» What you should do
The entries follow. Copy every line in which "screenshot" appears.

» Dataset excerpts
• • • •

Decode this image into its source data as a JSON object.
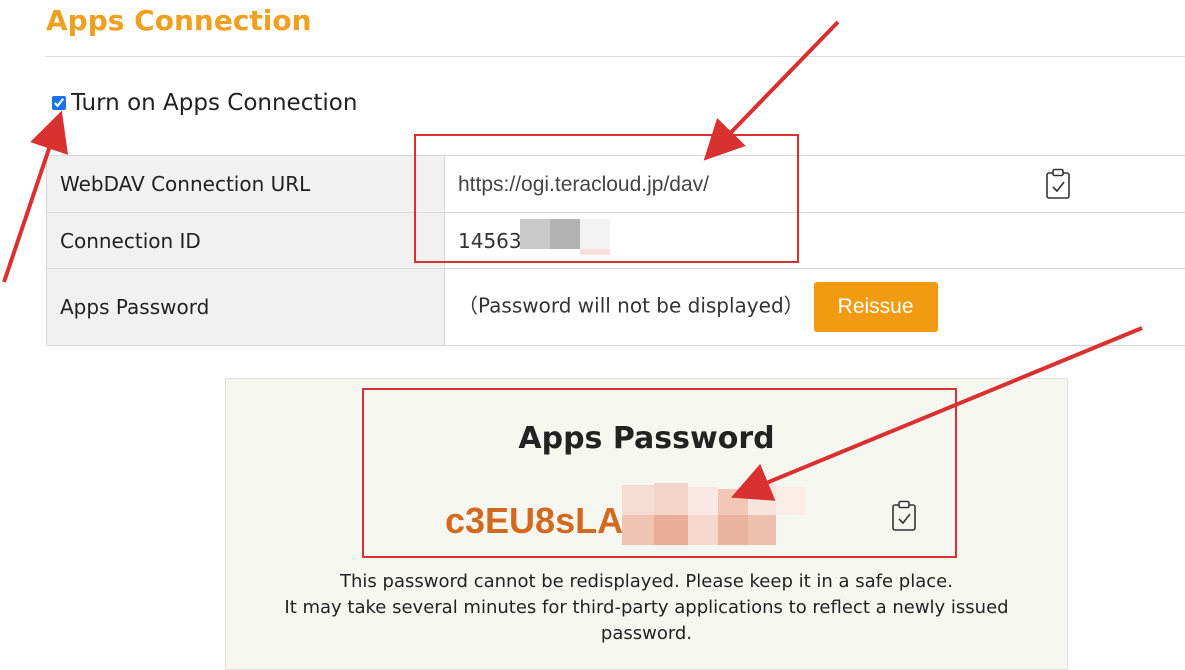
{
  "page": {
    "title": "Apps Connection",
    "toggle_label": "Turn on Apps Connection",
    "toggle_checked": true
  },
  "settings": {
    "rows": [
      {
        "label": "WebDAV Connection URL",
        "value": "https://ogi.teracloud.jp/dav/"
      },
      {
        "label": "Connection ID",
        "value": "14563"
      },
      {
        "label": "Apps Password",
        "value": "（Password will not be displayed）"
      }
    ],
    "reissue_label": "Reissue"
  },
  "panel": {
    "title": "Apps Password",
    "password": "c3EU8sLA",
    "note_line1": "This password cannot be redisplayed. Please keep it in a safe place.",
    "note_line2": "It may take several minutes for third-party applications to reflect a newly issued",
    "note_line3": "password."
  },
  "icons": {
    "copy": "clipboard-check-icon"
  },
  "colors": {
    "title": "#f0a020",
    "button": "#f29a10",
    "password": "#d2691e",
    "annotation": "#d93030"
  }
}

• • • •

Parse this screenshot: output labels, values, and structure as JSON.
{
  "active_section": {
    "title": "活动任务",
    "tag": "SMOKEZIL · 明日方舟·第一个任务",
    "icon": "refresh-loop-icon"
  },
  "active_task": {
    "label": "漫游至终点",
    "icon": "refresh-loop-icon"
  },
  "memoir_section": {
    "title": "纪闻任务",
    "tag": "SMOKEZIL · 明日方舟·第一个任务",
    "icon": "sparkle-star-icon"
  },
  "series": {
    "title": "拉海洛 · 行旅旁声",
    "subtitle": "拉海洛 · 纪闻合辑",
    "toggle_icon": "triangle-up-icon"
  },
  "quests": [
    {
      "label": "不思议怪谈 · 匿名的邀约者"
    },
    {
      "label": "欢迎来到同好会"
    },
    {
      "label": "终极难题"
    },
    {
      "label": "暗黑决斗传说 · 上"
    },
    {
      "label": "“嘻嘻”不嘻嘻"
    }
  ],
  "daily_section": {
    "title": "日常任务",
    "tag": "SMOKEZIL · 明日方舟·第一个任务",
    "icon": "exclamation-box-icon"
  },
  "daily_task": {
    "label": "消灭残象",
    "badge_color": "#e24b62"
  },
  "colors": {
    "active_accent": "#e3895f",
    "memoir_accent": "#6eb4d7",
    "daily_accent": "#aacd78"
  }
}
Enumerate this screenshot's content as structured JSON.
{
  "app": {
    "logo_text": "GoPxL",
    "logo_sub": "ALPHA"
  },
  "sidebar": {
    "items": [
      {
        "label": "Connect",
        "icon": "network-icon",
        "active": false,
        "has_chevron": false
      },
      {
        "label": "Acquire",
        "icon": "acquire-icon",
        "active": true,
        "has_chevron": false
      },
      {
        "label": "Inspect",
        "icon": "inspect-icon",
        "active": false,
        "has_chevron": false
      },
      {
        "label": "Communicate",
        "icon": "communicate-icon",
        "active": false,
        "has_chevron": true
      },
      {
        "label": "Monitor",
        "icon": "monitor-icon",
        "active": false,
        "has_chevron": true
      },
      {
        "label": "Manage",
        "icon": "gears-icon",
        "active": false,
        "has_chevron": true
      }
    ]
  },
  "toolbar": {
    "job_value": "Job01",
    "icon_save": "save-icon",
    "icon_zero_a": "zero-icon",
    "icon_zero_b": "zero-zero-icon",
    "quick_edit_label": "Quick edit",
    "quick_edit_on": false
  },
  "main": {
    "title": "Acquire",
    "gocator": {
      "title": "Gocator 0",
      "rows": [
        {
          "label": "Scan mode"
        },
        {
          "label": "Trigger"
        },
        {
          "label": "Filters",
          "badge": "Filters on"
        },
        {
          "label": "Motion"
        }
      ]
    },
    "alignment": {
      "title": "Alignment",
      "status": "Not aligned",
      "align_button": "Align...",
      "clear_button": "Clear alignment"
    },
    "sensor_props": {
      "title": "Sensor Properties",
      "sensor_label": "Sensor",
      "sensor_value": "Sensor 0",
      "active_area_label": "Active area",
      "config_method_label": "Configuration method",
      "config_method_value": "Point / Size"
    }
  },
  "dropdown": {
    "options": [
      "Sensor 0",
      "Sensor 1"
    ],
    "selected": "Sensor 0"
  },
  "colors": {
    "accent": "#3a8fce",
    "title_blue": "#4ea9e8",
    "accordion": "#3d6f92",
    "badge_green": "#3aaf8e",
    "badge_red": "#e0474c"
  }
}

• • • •

» Task output
Parse this screenshot: output labels, values, and structure as JSON.
Enumerate this screenshot's content as structured JSON.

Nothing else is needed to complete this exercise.